§ **Exercise aim**
Go line by line through the records and tally those that include "Matrix". Respond with the tally only.

§ **Raw data**
BEGIN
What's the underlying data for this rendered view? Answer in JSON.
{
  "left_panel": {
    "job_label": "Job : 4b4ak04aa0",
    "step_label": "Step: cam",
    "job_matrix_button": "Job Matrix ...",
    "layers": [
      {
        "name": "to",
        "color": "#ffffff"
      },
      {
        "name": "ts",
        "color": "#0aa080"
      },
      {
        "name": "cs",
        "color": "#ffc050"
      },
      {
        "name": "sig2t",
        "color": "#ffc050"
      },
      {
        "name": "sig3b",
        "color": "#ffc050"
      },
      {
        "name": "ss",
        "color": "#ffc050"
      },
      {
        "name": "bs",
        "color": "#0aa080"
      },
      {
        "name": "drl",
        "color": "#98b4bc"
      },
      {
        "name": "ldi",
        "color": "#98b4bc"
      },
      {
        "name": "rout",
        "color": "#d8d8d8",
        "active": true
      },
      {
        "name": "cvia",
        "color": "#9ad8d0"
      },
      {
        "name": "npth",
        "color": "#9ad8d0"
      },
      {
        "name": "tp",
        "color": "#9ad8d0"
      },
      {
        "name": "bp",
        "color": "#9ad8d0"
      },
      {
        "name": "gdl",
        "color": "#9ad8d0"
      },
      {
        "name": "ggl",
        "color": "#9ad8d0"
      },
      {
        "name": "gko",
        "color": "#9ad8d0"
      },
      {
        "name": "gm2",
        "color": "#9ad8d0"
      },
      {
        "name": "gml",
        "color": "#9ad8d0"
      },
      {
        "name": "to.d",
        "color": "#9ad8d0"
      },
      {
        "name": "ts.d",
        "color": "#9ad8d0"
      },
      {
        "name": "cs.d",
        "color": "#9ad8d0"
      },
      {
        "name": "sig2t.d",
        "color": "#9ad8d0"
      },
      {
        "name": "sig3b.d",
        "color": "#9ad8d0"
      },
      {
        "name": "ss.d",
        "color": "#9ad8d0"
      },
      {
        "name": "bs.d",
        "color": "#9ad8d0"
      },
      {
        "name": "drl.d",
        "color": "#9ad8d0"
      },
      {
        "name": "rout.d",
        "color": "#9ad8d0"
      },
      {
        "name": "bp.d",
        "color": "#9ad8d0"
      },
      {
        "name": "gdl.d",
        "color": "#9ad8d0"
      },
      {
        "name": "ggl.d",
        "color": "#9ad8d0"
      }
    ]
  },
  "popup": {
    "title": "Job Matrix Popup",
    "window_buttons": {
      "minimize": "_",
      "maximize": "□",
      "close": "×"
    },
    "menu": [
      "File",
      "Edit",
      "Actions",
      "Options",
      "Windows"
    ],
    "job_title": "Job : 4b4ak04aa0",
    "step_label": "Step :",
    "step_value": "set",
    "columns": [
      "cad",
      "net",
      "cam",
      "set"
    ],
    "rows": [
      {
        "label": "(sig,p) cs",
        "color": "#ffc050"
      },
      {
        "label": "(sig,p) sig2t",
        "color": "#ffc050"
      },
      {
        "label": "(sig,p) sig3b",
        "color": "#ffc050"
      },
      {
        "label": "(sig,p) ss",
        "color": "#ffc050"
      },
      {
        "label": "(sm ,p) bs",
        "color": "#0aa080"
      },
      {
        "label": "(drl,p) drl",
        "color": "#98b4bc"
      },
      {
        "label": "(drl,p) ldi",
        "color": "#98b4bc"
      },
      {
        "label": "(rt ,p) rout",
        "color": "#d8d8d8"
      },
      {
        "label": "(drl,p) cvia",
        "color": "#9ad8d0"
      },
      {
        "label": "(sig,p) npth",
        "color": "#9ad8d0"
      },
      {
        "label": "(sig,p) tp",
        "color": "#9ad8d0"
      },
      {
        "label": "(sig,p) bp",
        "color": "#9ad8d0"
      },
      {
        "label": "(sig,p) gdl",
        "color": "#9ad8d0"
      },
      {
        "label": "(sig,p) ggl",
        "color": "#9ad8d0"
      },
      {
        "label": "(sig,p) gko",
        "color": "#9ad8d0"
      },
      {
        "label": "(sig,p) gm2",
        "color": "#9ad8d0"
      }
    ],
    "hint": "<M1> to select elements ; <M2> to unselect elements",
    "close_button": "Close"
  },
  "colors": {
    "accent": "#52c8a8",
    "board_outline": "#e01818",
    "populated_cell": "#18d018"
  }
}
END
§ **Result of the exercise**
2